It's become a Summer ritual, visiting Josh Glick's Global Documentary Media course at Columbia. This year it was via zoom. But I've never learned more about my own work than I did from these superb students' discussion of Between Neighborhoods and Small Kitchens. Current events, between Covid-19 and the protests George Floyd's killing generated, enhanced our conversation about documentary art, Queens, and the world, from across which these students beamed in. It was all very cool and very rewarding. (And thanks for the picture.)

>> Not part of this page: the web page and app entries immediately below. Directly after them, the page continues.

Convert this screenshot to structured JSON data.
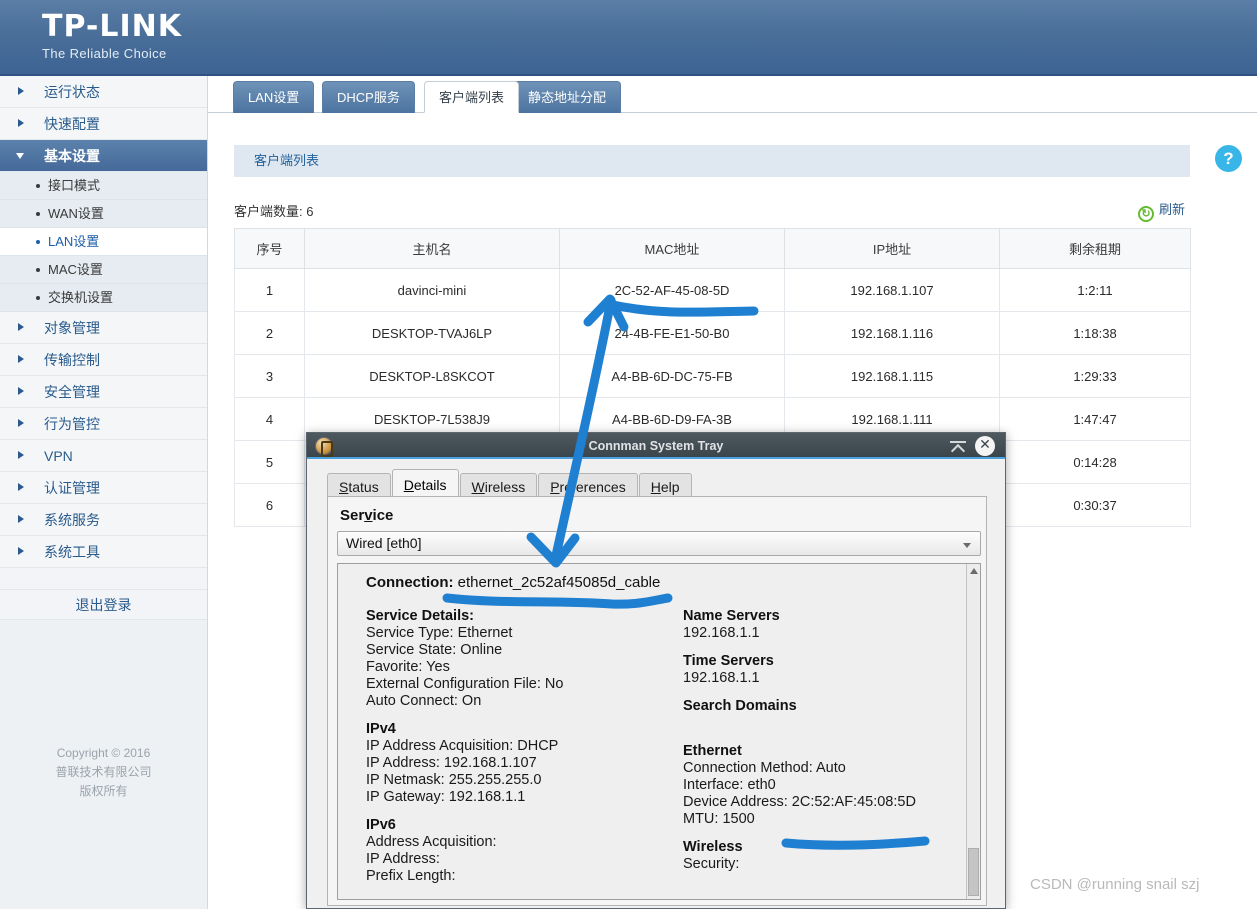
{
  "brand": {
    "name": "TP-LINK",
    "tagline": "The Reliable Choice"
  },
  "sidebar": {
    "items": [
      {
        "label": "运行状态",
        "type": "group"
      },
      {
        "label": "快速配置",
        "type": "group"
      },
      {
        "label": "基本设置",
        "type": "group-open"
      },
      {
        "label": "接口模式",
        "type": "sub"
      },
      {
        "label": "WAN设置",
        "type": "sub"
      },
      {
        "label": "LAN设置",
        "type": "sub-current"
      },
      {
        "label": "MAC设置",
        "type": "sub"
      },
      {
        "label": "交换机设置",
        "type": "sub"
      },
      {
        "label": "对象管理",
        "type": "group"
      },
      {
        "label": "传输控制",
        "type": "group"
      },
      {
        "label": "安全管理",
        "type": "group"
      },
      {
        "label": "行为管控",
        "type": "group"
      },
      {
        "label": "VPN",
        "type": "group"
      },
      {
        "label": "认证管理",
        "type": "group"
      },
      {
        "label": "系统服务",
        "type": "group"
      },
      {
        "label": "系统工具",
        "type": "group"
      }
    ],
    "logout": "退出登录",
    "copyright_line1": "Copyright © 2016",
    "copyright_line2": "普联技术有限公司",
    "copyright_line3": "版权所有"
  },
  "tabs": [
    {
      "label": "LAN设置",
      "selected": false
    },
    {
      "label": "DHCP服务",
      "selected": false
    },
    {
      "label": "客户端列表",
      "selected": true
    },
    {
      "label": "静态地址分配",
      "selected": false
    }
  ],
  "panel": {
    "title": "客户端列表",
    "help_icon": "?",
    "count_label": "客户端数量: 6",
    "refresh_label": "刷新",
    "refresh_icon": "refresh-icon"
  },
  "table": {
    "columns": [
      "序号",
      "主机名",
      "MAC地址",
      "IP地址",
      "剩余租期"
    ],
    "rows": [
      [
        "1",
        "davinci-mini",
        "2C-52-AF-45-08-5D",
        "192.168.1.107",
        "1:2:11"
      ],
      [
        "2",
        "DESKTOP-TVAJ6LP",
        "24-4B-FE-E1-50-B0",
        "192.168.1.116",
        "1:18:38"
      ],
      [
        "3",
        "DESKTOP-L8SKCOT",
        "A4-BB-6D-DC-75-FB",
        "192.168.1.115",
        "1:29:33"
      ],
      [
        "4",
        "DESKTOP-7L538J9",
        "A4-BB-6D-D9-FA-3B",
        "192.168.1.111",
        "1:47:47"
      ],
      [
        "5",
        "",
        "",
        "",
        "0:14:28"
      ],
      [
        "6",
        "",
        "",
        "",
        "0:30:37"
      ]
    ]
  },
  "dialog": {
    "title": "Connman System Tray",
    "shade_icon": "shade-icon",
    "close_icon": "close-icon",
    "tabs": [
      {
        "label": "Status",
        "selected": false
      },
      {
        "label": "Details",
        "selected": true
      },
      {
        "label": "Wireless",
        "selected": false
      },
      {
        "label": "Preferences",
        "selected": false
      },
      {
        "label": "Help",
        "selected": false
      }
    ],
    "service_heading": "Service",
    "service_value": "Wired [eth0]",
    "connection_label": "Connection:",
    "connection_value": "ethernet_2c52af45085d_cable",
    "left_column": [
      {
        "kind": "head",
        "text": "Service Details:"
      },
      {
        "kind": "line",
        "text": "Service Type: Ethernet"
      },
      {
        "kind": "line",
        "text": "Service State: Online"
      },
      {
        "kind": "line",
        "text": "Favorite: Yes"
      },
      {
        "kind": "line",
        "text": "External Configuration File: No"
      },
      {
        "kind": "line",
        "text": "Auto Connect: On"
      },
      {
        "kind": "head",
        "text": "IPv4"
      },
      {
        "kind": "line",
        "text": "IP Address Acquisition: DHCP"
      },
      {
        "kind": "line",
        "text": "IP Address: 192.168.1.107"
      },
      {
        "kind": "line",
        "text": "IP Netmask: 255.255.255.0"
      },
      {
        "kind": "line",
        "text": "IP Gateway: 192.168.1.1"
      },
      {
        "kind": "head",
        "text": "IPv6"
      },
      {
        "kind": "line",
        "text": "Address Acquisition:"
      },
      {
        "kind": "line",
        "text": "IP Address:"
      },
      {
        "kind": "line",
        "text": "Prefix Length:"
      }
    ],
    "right_column": [
      {
        "kind": "head",
        "text": "Name Servers"
      },
      {
        "kind": "line",
        "text": "192.168.1.1"
      },
      {
        "kind": "head",
        "text": "Time Servers"
      },
      {
        "kind": "line",
        "text": "192.168.1.1"
      },
      {
        "kind": "head",
        "text": "Search Domains"
      },
      {
        "kind": "line",
        "text": ""
      },
      {
        "kind": "head",
        "text": "Ethernet"
      },
      {
        "kind": "line",
        "text": "Connection Method: Auto"
      },
      {
        "kind": "line",
        "text": "Interface: eth0"
      },
      {
        "kind": "line",
        "text": "Device Address: 2C:52:AF:45:08:5D"
      },
      {
        "kind": "line",
        "text": "MTU: 1500"
      },
      {
        "kind": "head",
        "text": "Wireless"
      },
      {
        "kind": "line",
        "text": "Security:"
      }
    ]
  },
  "annotations": {
    "arrow_color": "#1f7fd1",
    "watermark": "CSDN @running snail szj"
  }
}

My documentary about the interborough and international histories that orbit Robert Moses's Unisphere in Queens, can now be streamed VOD for either individual or institutional (e.g., classroom) rental or purchase. It seemed like a good time to do this, while cooped up during this Corona Crisis, which provokes thinking about immigration in Queens and the limits of modernization as Covid-19 ravages and Trump threatens the globally diverse neighborhoods around Unisphere and around Seven Local Film.

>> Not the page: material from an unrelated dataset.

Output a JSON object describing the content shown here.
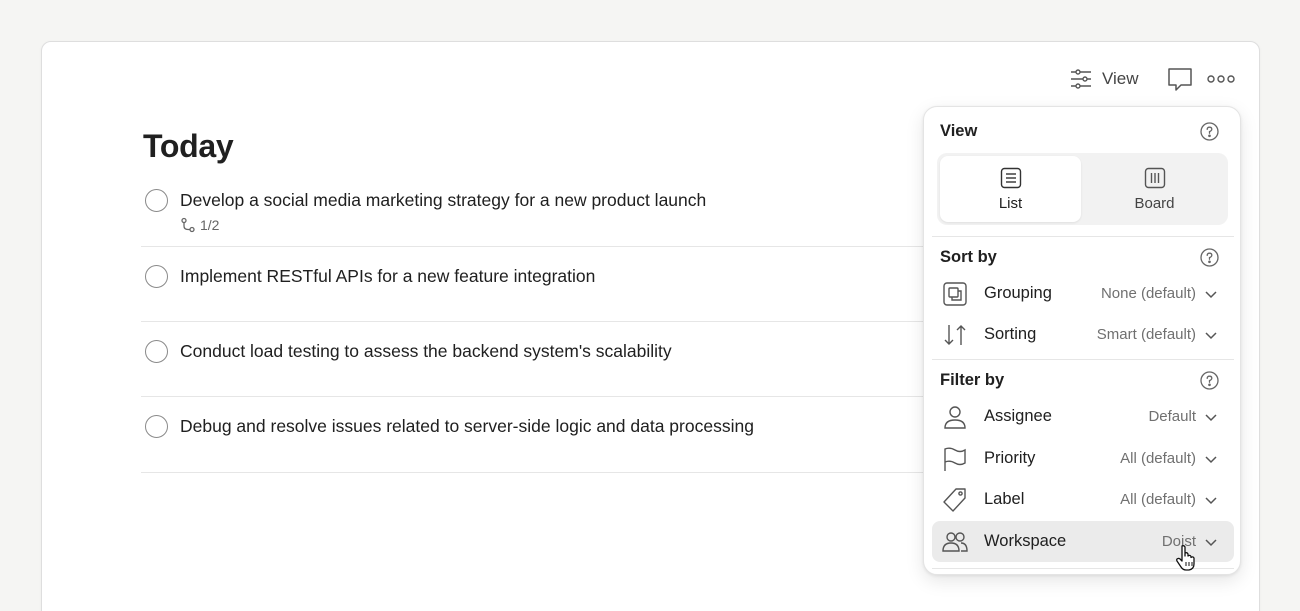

At work on a new doc that chronicles the passion of Sebastián Ospina, as the Colombia-born actor promotes and performs in NYC the one-man play he wrote about Simón Bolîvar, the Great Liberator of South America's north. The Actor in His Labyrinth expresses how Ospina's life journey –– which has traveled from Cali to NYC, from Colombian TV star to itinerant theater actor –– viscerally manifests itself in his identification with Bolívar's peripatetic life, intense loves, and inspirational aura. Stay tuned for teasers.
We had a great rough-cut screening and conversation about Small Kitchens at Terraza 7 on December 14th; the film's first phase was supported, in part, by a New Work Grant from the Queens Council on the Arts, funded by NYC's Dept. of Cultural Affairs.
Good Night and Good Luck, Director George Clooney (USA, 2005) 93 min. Followed by a talk back with Seth Fein
Description: Democracy in America Film Series Humanities and Films at the Whitney, supported by the Barbakow Fund for Innovative Film Programs at Yale)
Terrific time talking doc with students in Josh Glick's Global Documentary Media seminar at Columbia, 10 June 2019.
Very excited to welcome Bill Morrison to speak to my Film History course this Semester after we screen his amazing Dawson City: Frozen Time. It's open to all.